It's the way she keeps connected to her daughter, Dorothy Forbes, who passed in 2000, that makes her extraordinary - and their connection eternal.
Through a new-themed series of evolving paintings entitled Daughter's Eyes, Mother's Hands, Boldt lovingly honours Forbes's life through oil on canvas. And that tribute, in part, will be on display during Boldt's fall open house this weekend, both Saturday and Sunday, Oct. 19 and 20, from 11 a.m. to 4 p.m. at her studio, 25340 84th Ave., Langley.
Also an artist, Forbes took photos of the beauty she saw in the world, and after she died, Boldt inherited her daughter's photographs. Daughter's Eyes, Mother's Hands, begins with those images from Forbes' collection, glimpses of the beauty she saw in the world.
"This is one of my mantras with my students," said Boldt. "Paint what you see, because two people looking at the same thing see something different; we are very individual in what we see."
She said it "is very important" to her.
"And this is why I love doing my daughter's work," she said, "because I put myself in her place at the time, 'Oh! That's what you saw' kind of feeling."
From this start, and with her "mother's hands," Boldt moves forward on a journey of interspersing her own technique and vision with her daughter's world - to create paintings that blend the artistic vision of the two women.
If Forbes were alive today, Boldt believes, her daughter would approve of her personal tribute.
"I think she would say, 'Go for it, Mom!'" The photos had been left in an envelope with the words "To Do" in Forbes's handwriting, and that's what Boldt has been working from: "I'm painting what she would have painted."
Boldt recently finished a painting entitled Canola Fields from Forbes's photo taken around her home in St. Albert, Alta. "It's important to express, what do I see, what do I know, what do I feel, and she was the same."
The series is a work in progress. Boldt is working on painting number 10. She wants to finish 45 paintings by December 2014, when her daughter would have turned 60.
"She lived for 45 years, and I want to paint a painting for every year of her life," Boldt said.
Her favourite painting so far is called Wood Art, a piece of drift wood, beautiful in its living form, and something that has become even more special as time goes on.
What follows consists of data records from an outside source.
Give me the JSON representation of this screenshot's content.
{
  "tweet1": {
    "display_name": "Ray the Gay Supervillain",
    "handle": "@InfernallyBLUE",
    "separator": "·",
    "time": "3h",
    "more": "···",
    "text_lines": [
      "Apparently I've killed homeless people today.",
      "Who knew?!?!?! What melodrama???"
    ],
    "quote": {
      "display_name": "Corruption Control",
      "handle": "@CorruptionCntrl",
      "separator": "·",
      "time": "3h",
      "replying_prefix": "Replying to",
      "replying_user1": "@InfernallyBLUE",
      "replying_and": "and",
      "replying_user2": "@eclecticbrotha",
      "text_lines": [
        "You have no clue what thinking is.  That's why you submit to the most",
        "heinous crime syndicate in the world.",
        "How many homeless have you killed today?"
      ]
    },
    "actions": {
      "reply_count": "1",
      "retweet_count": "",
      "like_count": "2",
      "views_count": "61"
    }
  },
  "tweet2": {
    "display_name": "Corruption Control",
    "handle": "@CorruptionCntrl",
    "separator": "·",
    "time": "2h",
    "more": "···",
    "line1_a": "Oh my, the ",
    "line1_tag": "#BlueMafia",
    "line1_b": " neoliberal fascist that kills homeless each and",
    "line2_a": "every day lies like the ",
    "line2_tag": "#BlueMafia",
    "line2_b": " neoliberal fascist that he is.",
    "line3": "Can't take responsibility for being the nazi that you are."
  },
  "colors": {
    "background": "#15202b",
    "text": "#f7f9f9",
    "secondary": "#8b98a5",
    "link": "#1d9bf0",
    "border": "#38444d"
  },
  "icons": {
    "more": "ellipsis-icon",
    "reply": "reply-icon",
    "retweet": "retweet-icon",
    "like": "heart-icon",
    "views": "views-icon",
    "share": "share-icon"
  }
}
Boldt's coffee-table style art book, Places of Her Heart: The Art and Life of Barbara Boldt - written by award-winning Langley writer K. Jane Watt - will also be on display. It contains more than 200 of Boldt's paintings of the Fraser Valley and the south coast of B.C.
@ Copyright 2013